5. (C) Szlajfer said he thought there was some "progress" among the opposition in terms of overall unity and determination, but noted some continuing divisions. He said he thought Marta Roque was the "most energetic," but that some of the others were concerned about her close ties to the emigre community in Miami, and noted what he interpreted as some "resentment" among some of the others over the role of the emigre community. He was most impressed by the "determination" of the "Ladies in White" group. He said their situation was difficult not only because of repression, but also because, he believed, "significant elements" of the population are not alienated by the regime, and in fact feel they owe something to Castro. He thought the police were more brutal than Poland had experienced under communism, and was struck by the activism of the neighborhood "revolutionary committees" in monitoring the actions of individuals.

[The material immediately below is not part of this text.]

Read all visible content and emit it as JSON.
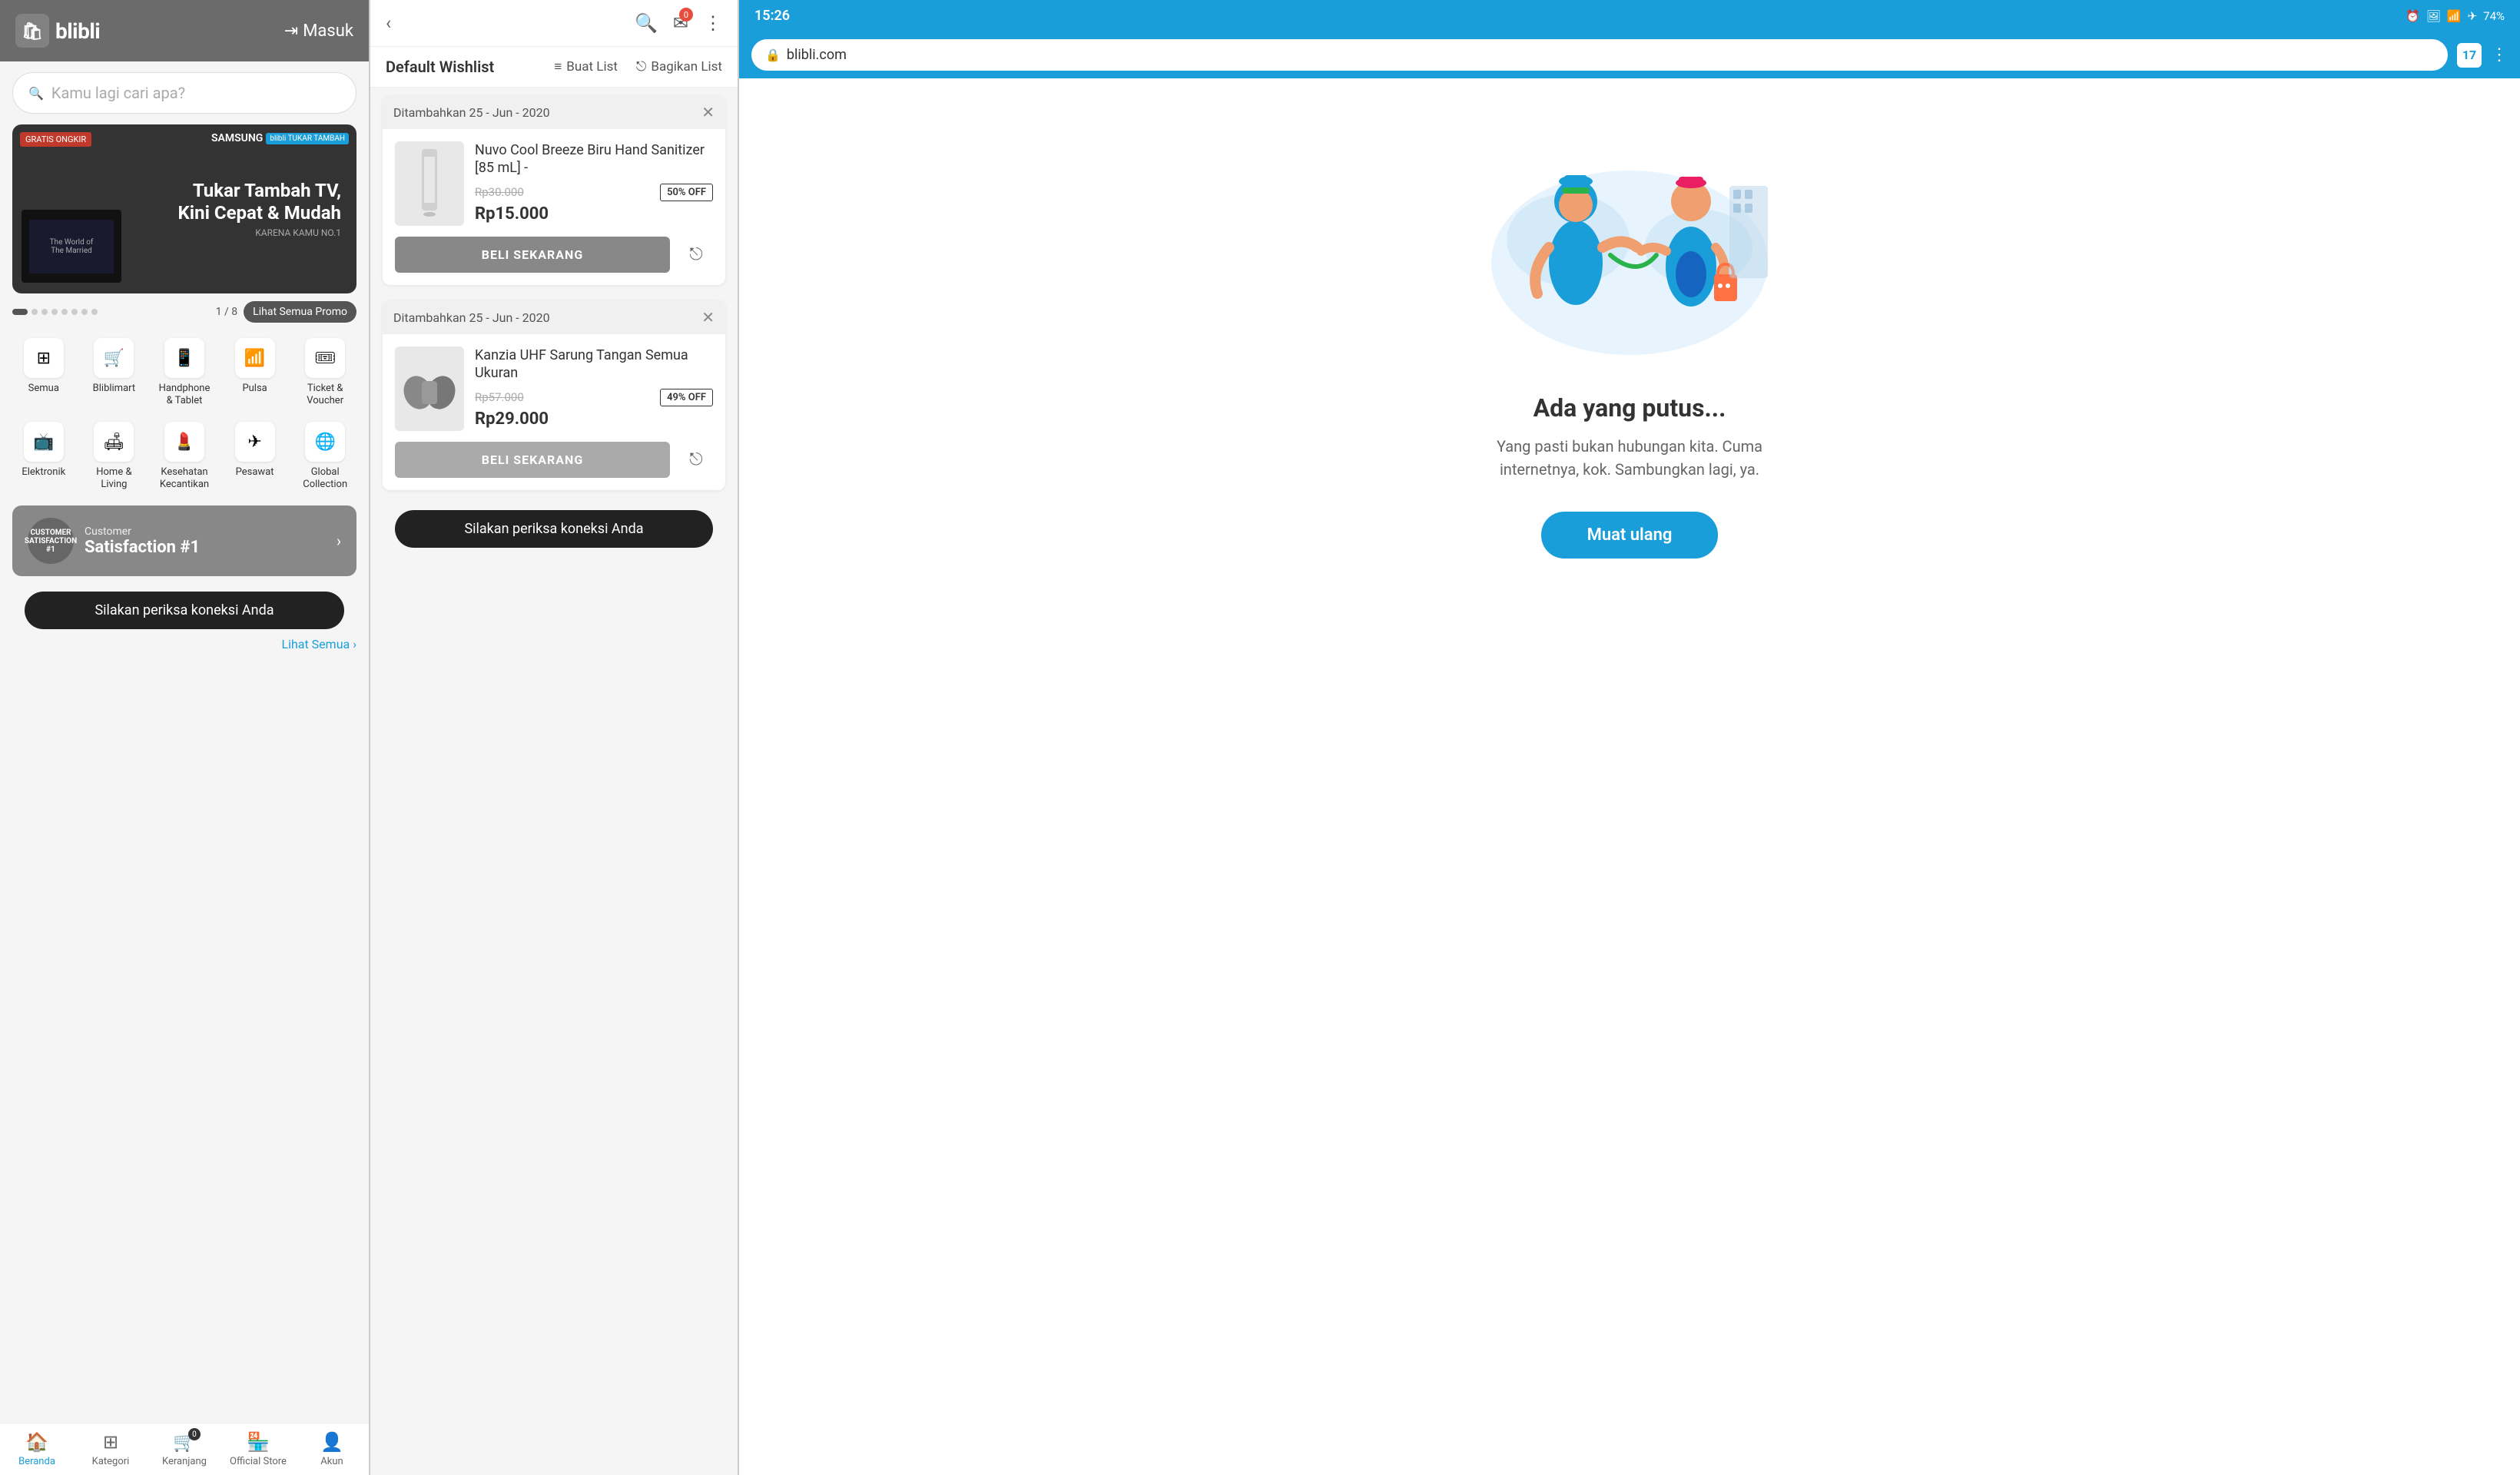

6. (C) The opposition saw two possible scenarios for post-Castro Cuba. One is a peaceful transition, and he said he spent "hours" discussing Poland's transition with the dissidents. They were, in particular, interested in how Poland handled "reconciliation" with those who participated in the communist government, and in how Cuba might use such "reconciliation" as a way forward. Szlajfer said some of the dissidents saw the alternative as violence "along the Haiti model," with dramatic bloodshed among "competing caudillos."
7. (C) Poland's policy is to support efforts to bring democracy to Cuba, and Szlajfer said that the Polish Embassy will follow Germany's model (Ref B) for its national day on November 11, inviting the opposition and the government to two separate events on the same day. The Polish government knows the Cuban government will not be happy. "Let them refuse" to come, said Szlajfer.
8. (C) Szlajfer said the opposition asked if Poland could help organize a real-time video conference with former President Lech Walesa, who led Poland's Solidarity movement that sparked Poland's own transition to democracy. Szlajfer said the Polish government supports the idea and asked if the U.S. could participate on both ends to make this happen, with Walesa appearing from the Embassy Warsaw DVC facility and the Cuban opposition meeting at USINT in Havana for the conference. He said the Cuban opposition wanted to work with us to make it clear Walesa was speaking from Poland in order to convey symbolically the path Poland had taken in its peaceful transition to democracy.
9. (C) Comment and Action Request: The Poles are strong supporters of pro-democracy efforts vis a vis Cuba. Jacek Saryusz-Wolski, one of the Euro-Deputies refused entry in June, may well become Foreign Minister when the new government is formed next week, and reflects the attitudes of others in the incoming center-right coalition government. Embassy Warsaw would like to work with the Poles make the video conference happen. We have an in-house DVC facility which we believe would work for such a program. We stand ready to move forward and look forward to a response from USINT or WHA/CCA. ASHE